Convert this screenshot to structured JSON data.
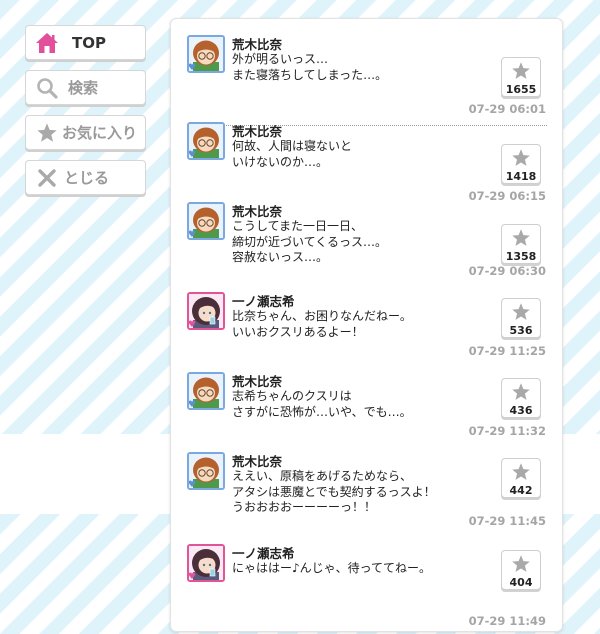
{
  "menu": {
    "items": [
      {
        "label": "TOP",
        "icon": "home-icon",
        "color": "#e24f9a",
        "active": true
      },
      {
        "label": "検索",
        "icon": "search-icon",
        "active": false
      },
      {
        "label": "お気に入り",
        "icon": "star-icon",
        "active": false
      },
      {
        "label": "とじる",
        "icon": "close-icon",
        "active": false
      }
    ]
  },
  "timeline": {
    "posts": [
      {
        "name": "荒木比奈",
        "avatar": "hina-avatar",
        "lines": [
          "外が明るいっス…",
          "また寝落ちしてしまった…。"
        ],
        "favorites": "1655",
        "time": "07-29 06:01"
      },
      {
        "name": "荒木比奈",
        "avatar": "hina-avatar",
        "lines": [
          "何故、人間は寝ないと",
          "いけないのか…。"
        ],
        "favorites": "1418",
        "time": "07-29 06:15"
      },
      {
        "name": "荒木比奈",
        "avatar": "hina-avatar",
        "lines": [
          "こうしてまた一日一日、",
          "締切が近づいてくるっス…。",
          "容赦ないっス…。"
        ],
        "favorites": "1358",
        "time": "07-29 06:30"
      },
      {
        "name": "一ノ瀬志希",
        "avatar": "shiki-avatar",
        "lines": [
          "比奈ちゃん、お困りなんだねー。",
          "いいおクスリあるよー！"
        ],
        "favorites": "536",
        "time": "07-29 11:25"
      },
      {
        "name": "荒木比奈",
        "avatar": "hina-avatar",
        "lines": [
          "志希ちゃんのクスリは",
          "さすがに恐怖が…いや、でも…。"
        ],
        "favorites": "436",
        "time": "07-29 11:32"
      },
      {
        "name": "荒木比奈",
        "avatar": "hina-avatar",
        "lines": [
          "ええい、原稿をあげるためなら、",
          "アタシは悪魔とでも契約するっスよ！",
          "うおおおおーーーーっ！！"
        ],
        "favorites": "442",
        "time": "07-29 11:45"
      },
      {
        "name": "一ノ瀬志希",
        "avatar": "shiki-avatar",
        "lines": [
          "にゃははー♪んじゃ、待っててねー。"
        ],
        "favorites": "404",
        "time": "07-29 11:49"
      }
    ]
  },
  "colors": {
    "accent": "#e24f9a",
    "star": "#a9a9a9",
    "time": "#a5a5a5"
  }
}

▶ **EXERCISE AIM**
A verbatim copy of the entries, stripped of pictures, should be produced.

▶ **WRITTEN ANSWER**
Convert this screenshot to structured JSON data.
{
  "menu": {
    "items": [
      {
        "label": "TOP",
        "icon": "home-icon",
        "color": "#e24f9a",
        "active": true
      },
      {
        "label": "検索",
        "icon": "search-icon",
        "active": false
      },
      {
        "label": "お気に入り",
        "icon": "star-icon",
        "active": false
      },
      {
        "label": "とじる",
        "icon": "close-icon",
        "active": false
      }
    ]
  },
  "timeline": {
    "posts": [
      {
        "name": "荒木比奈",
        "avatar": "hina-avatar",
        "lines": [
          "外が明るいっス…",
          "また寝落ちしてしまった…。"
        ],
        "favorites": "1655",
        "time": "07-29 06:01"
      },
      {
        "name": "荒木比奈",
        "avatar": "hina-avatar",
        "lines": [
          "何故、人間は寝ないと",
          "いけないのか…。"
        ],
        "favorites": "1418",
        "time": "07-29 06:15"
      },
      {
        "name": "荒木比奈",
        "avatar": "hina-avatar",
        "lines": [
          "こうしてまた一日一日、",
          "締切が近づいてくるっス…。",
          "容赦ないっス…。"
        ],
        "favorites": "1358",
        "time": "07-29 06:30"
      },
      {
        "name": "一ノ瀬志希",
        "avatar": "shiki-avatar",
        "lines": [
          "比奈ちゃん、お困りなんだねー。",
          "いいおクスリあるよー！"
        ],
        "favorites": "536",
        "time": "07-29 11:25"
      },
      {
        "name": "荒木比奈",
        "avatar": "hina-avatar",
        "lines": [
          "志希ちゃんのクスリは",
          "さすがに恐怖が…いや、でも…。"
        ],
        "favorites": "436",
        "time": "07-29 11:32"
      },
      {
        "name": "荒木比奈",
        "avatar": "hina-avatar",
        "lines": [
          "ええい、原稿をあげるためなら、",
          "アタシは悪魔とでも契約するっスよ！",
          "うおおおおーーーーっ！！"
        ],
        "favorites": "442",
        "time": "07-29 11:45"
      },
      {
        "name": "一ノ瀬志希",
        "avatar": "shiki-avatar",
        "lines": [
          "にゃははー♪んじゃ、待っててねー。"
        ],
        "favorites": "404",
        "time": "07-29 11:49"
      }
    ]
  },
  "colors": {
    "accent": "#e24f9a",
    "star": "#a9a9a9",
    "time": "#a5a5a5"
  }
}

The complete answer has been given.